He Walked on water, he did many healing of the sick described in the bible. In Acts 1:15-26 Lots are thrown to pick a new apostle. What is throwing lots? It is a choice by chance.
There is talk about gifts which include many things that we work with in witchcraft. So it is from these areas that I draw from.

I am not sure if this is what you are looking for but I believe I answered this well for myself.

Kal

perceval23
January 18th, 2011, 05:46 PM
Well, let's look at the term "witch", and keep it in context. It didn't mean "Pagans". "Witch" is a relatively recent term Neo-Pagans have taken for themselves. They did this, at first, based on the theories of Margaret Murray, who argued that there was an underground "witch cult" that had survived for centuries. It turned out her conclusions were off the mark by quite a bit, since she only looked at the witch trials and various practices kept by families and groups. She should have looked into where those family and group practices came from, which were various Mystery traditons within Christianity.

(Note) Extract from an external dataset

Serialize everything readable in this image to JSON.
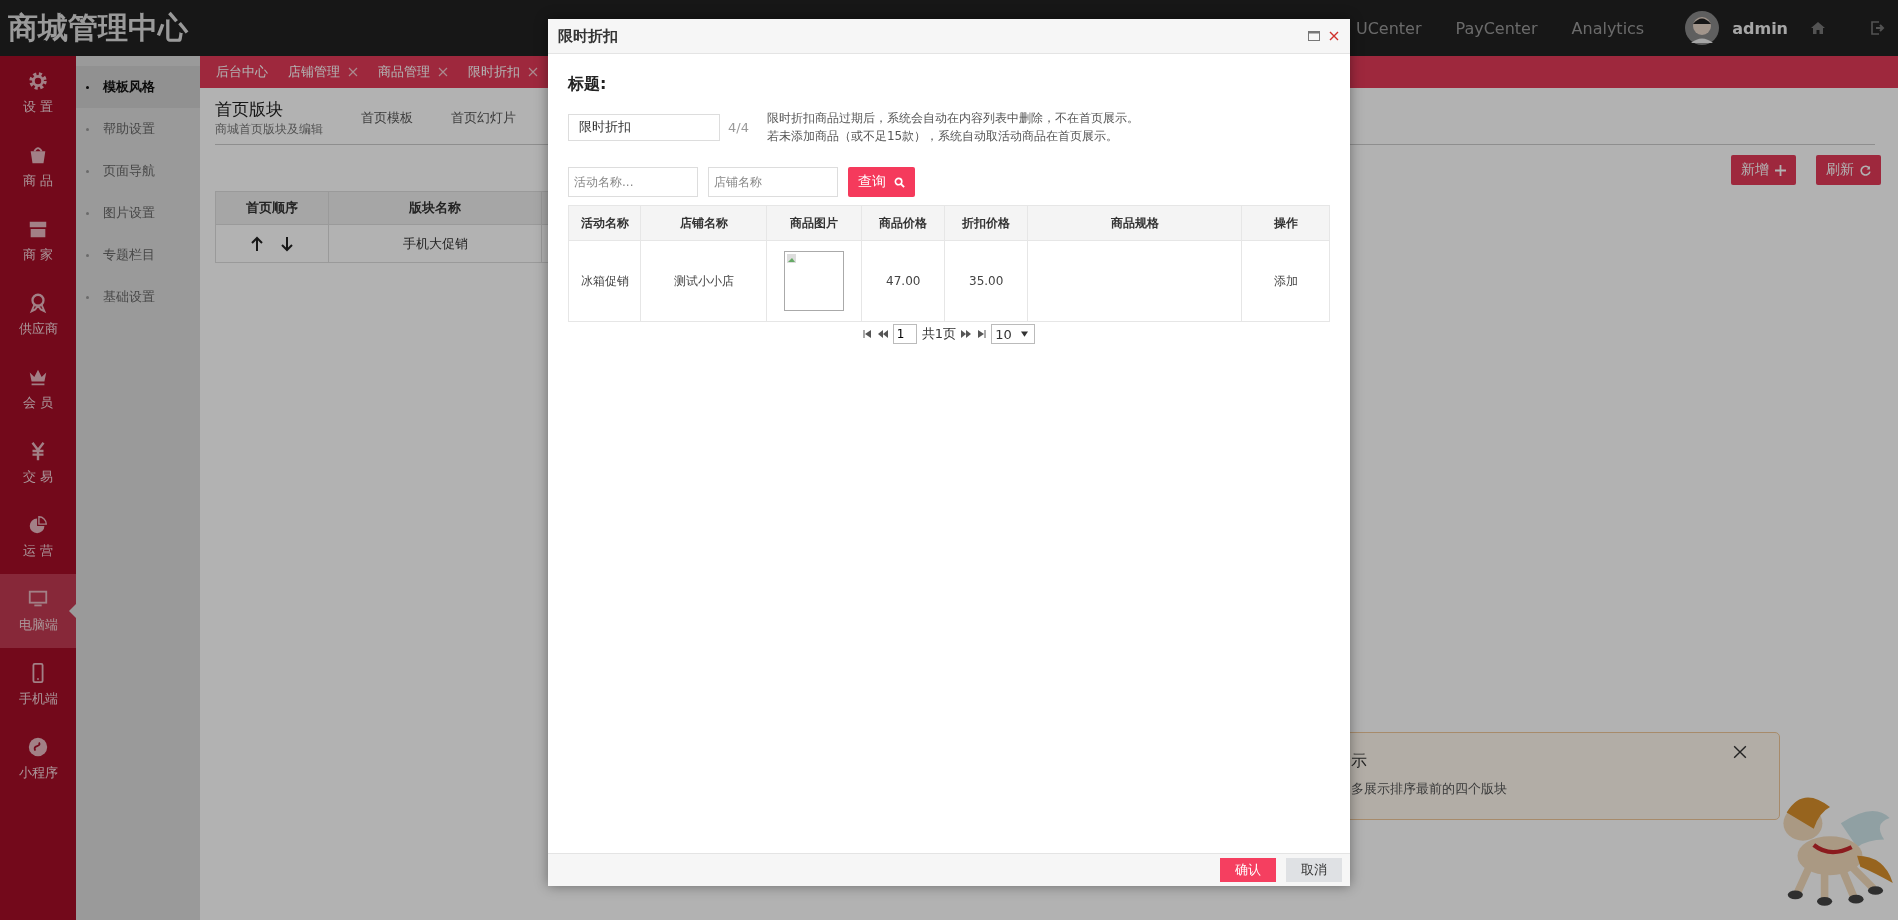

Neo-Pagan practices draw heavily from Wicca and Thelema. Wicca and Thelema draw heavily from the Hermetic Order of the Golden Dawn (Thelema's founder, Crowley, was a member of that group). The Golden Dawn, in turn, is based in Christian Freemasonry, which is based in Christian Alchemy. Alchemy combined Celtic Christianity, Jewish Kabbalah, Islamic Sufism, and Hermetic and Gnostic concepts and traditions. You'll find these influences in pretty much everything in modern Neo-Paganism.

So, "witch" didn't mean in the Bible what it means to Neo-Pagans. There was plenty of magic in the Bible. Take the building of the Temple in Jerusalem, for example (a big thing in Alchemy based traditions). In the presentation of Jesus at the Temple, it was the prophetess St. Anna who explained the importance of this baby. It seems intent and how you did something was what defined things. Calling upon God for help or guidance, then your intent happening, was good.

It also must be stressed that while Christianity's roots are in Judaism, it's not Jewish, and hasn't been since it spread beyond the Jewish people. As soon as it was no longer about one ethnicity and culture, it became more Universalist, and it's development reflected that. It's more European, and reflects the various ancient European cultures that developed it. And, depending on the culture...

In Celtic tradition, for example, there was a lot of magic in the Mythology. St. Patrick escaped the High King's armies pretty much the same way Amergin dealt with the Tuatha De Danann. He eventually proved himself by winning a contest of magic with the Druids. There's the feats of St. Brigid. There's how the Fair Folk and their Otherworld were vital to the Celtic system, as seen in the original version of the Holy Grail myth, with the Grail kept in the Fairyland of Avalon, protected by a sacred Sisterhood of Fae.

Oh, and something should be said about the Apocrypha and what are called the Gnostic Gospels. Those aren't part of the official Canon, but are considered useful. In other words, they're not what you have to follow in Christianity, but you're free to study and learn from them.